» THE PROBLEM: If a line in the records below contains the word "shortcut", copy it out.

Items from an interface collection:
....

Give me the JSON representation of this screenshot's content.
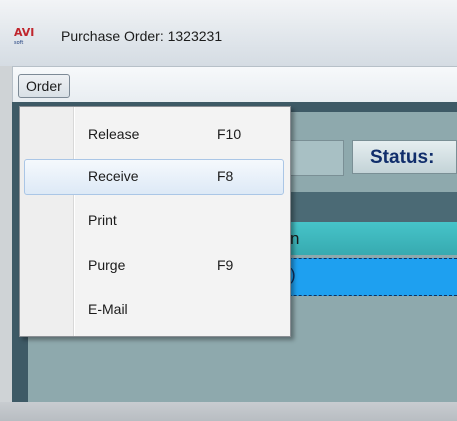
{
  "window": {
    "logo_text": "AVI",
    "logo_sub": "soft",
    "title": "Purchase Order: 1323231"
  },
  "menubar": {
    "order_label": "Order"
  },
  "main": {
    "status_label": "Status:",
    "column_header_fragment": "n",
    "selected_row_fragment": ")"
  },
  "order_menu": {
    "items": [
      {
        "label": "Release",
        "shortcut": "F10",
        "highlighted": false
      },
      {
        "label": "Receive",
        "shortcut": "F8",
        "highlighted": true
      },
      {
        "label": "Print",
        "shortcut": "",
        "highlighted": false
      },
      {
        "label": "Purge",
        "shortcut": "F9",
        "highlighted": false
      },
      {
        "label": "E-Mail",
        "shortcut": "",
        "highlighted": false
      }
    ]
  },
  "colors": {
    "header_teal": "#3cb6bc",
    "selection_blue": "#1ea0f0",
    "status_text": "#112e6b",
    "menu_hover": "#dde9f6"
  }
}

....

» RESULT OF THIS EXERCISE:
        "shortcut": "F10",
        "shortcut": "F8",
        "shortcut": "",
        "shortcut": "F9",
        "shortcut": "",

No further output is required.